Entries taken from a collection
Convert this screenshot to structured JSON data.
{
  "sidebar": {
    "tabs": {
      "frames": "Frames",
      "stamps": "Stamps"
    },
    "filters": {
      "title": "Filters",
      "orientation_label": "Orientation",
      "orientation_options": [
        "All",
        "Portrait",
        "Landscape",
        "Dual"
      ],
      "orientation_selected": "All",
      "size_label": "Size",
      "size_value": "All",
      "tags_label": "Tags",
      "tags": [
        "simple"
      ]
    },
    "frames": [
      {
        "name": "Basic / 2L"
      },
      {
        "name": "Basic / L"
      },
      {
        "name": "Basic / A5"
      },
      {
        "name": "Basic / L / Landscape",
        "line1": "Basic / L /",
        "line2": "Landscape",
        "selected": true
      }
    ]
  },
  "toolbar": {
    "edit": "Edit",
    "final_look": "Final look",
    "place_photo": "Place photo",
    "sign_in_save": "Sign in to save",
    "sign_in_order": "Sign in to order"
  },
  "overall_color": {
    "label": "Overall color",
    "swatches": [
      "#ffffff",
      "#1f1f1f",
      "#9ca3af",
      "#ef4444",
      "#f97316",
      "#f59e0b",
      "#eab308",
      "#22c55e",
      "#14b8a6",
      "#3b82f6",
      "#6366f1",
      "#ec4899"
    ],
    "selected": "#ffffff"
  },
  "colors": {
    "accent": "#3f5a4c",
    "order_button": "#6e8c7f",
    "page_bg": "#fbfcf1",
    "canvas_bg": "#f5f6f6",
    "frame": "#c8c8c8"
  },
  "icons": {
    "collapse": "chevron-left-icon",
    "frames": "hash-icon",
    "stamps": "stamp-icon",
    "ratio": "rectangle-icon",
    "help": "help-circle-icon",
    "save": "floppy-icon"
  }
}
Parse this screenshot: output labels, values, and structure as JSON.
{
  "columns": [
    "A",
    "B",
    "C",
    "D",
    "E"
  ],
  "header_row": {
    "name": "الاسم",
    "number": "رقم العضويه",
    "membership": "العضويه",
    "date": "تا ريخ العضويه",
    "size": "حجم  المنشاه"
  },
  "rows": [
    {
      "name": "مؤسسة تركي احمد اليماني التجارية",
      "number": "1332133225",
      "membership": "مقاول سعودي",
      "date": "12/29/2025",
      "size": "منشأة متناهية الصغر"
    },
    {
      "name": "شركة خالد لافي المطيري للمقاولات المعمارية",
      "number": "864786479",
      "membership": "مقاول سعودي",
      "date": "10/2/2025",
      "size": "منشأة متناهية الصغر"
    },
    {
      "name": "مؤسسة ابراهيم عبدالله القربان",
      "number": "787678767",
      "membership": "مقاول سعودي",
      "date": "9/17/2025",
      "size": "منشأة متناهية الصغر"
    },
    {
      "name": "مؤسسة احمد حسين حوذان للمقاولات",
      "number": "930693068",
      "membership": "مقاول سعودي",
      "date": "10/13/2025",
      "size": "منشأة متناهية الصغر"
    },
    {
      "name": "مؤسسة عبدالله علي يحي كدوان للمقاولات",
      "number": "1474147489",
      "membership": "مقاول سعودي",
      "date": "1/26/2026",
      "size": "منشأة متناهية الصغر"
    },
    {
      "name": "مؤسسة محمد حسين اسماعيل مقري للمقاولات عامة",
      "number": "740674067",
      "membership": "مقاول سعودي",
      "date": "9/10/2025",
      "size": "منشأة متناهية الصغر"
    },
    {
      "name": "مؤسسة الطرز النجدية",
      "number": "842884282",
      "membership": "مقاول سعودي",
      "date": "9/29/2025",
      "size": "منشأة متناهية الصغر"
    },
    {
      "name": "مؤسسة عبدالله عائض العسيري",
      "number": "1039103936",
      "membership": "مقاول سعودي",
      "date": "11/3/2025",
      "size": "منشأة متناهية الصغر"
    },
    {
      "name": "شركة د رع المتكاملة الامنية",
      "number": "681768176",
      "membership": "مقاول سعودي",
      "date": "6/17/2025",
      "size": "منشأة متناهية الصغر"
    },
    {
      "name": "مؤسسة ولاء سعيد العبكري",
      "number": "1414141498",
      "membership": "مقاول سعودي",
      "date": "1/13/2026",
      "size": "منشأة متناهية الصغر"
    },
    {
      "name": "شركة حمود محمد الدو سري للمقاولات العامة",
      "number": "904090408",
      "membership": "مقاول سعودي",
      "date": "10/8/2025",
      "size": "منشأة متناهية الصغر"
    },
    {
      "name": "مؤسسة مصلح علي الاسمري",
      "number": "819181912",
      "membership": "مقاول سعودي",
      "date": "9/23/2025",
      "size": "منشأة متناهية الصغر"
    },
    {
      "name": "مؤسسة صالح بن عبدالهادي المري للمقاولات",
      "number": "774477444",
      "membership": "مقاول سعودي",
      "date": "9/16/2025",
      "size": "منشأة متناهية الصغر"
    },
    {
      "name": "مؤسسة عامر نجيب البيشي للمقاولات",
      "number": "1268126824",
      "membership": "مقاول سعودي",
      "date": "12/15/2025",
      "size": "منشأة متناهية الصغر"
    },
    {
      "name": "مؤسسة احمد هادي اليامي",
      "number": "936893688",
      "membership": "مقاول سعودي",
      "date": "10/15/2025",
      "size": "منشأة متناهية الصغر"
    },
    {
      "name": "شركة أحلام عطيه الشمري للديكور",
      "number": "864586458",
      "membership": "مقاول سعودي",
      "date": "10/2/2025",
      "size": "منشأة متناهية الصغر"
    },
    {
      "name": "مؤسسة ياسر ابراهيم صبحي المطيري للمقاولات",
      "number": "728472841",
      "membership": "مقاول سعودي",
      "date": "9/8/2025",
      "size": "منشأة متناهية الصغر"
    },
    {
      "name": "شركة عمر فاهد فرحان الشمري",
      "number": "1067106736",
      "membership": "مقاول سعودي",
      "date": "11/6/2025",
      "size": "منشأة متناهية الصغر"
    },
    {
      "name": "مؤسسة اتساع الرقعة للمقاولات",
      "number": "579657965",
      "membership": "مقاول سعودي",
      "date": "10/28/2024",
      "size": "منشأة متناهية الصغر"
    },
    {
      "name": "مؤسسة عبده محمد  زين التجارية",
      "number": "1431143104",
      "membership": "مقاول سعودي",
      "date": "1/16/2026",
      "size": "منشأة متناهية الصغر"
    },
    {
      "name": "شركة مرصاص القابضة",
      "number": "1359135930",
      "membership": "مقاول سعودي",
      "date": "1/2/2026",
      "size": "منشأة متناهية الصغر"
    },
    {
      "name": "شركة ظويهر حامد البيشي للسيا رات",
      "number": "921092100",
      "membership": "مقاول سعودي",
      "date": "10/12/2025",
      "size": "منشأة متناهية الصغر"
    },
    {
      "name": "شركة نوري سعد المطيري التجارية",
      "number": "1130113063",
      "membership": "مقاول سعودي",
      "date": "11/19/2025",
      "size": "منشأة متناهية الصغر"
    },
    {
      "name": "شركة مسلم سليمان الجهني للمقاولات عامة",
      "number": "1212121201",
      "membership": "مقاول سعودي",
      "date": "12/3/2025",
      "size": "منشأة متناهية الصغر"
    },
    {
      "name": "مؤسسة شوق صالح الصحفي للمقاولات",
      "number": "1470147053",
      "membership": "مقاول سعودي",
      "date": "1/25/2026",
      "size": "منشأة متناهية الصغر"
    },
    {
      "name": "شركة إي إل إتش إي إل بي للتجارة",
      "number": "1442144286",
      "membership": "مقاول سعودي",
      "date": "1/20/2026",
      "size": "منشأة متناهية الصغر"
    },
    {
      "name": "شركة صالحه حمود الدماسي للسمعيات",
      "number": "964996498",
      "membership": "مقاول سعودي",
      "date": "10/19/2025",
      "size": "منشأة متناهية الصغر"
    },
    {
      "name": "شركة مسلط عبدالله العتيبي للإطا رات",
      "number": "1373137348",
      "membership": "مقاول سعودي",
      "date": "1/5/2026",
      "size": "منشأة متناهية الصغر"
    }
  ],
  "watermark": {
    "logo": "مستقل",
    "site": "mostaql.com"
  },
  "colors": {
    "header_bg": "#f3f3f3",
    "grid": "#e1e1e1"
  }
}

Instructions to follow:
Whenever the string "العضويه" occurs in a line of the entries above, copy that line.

Response:
    "number": "رقم العضويه",
    "membership": "العضويه",
    "date": "تا ريخ العضويه",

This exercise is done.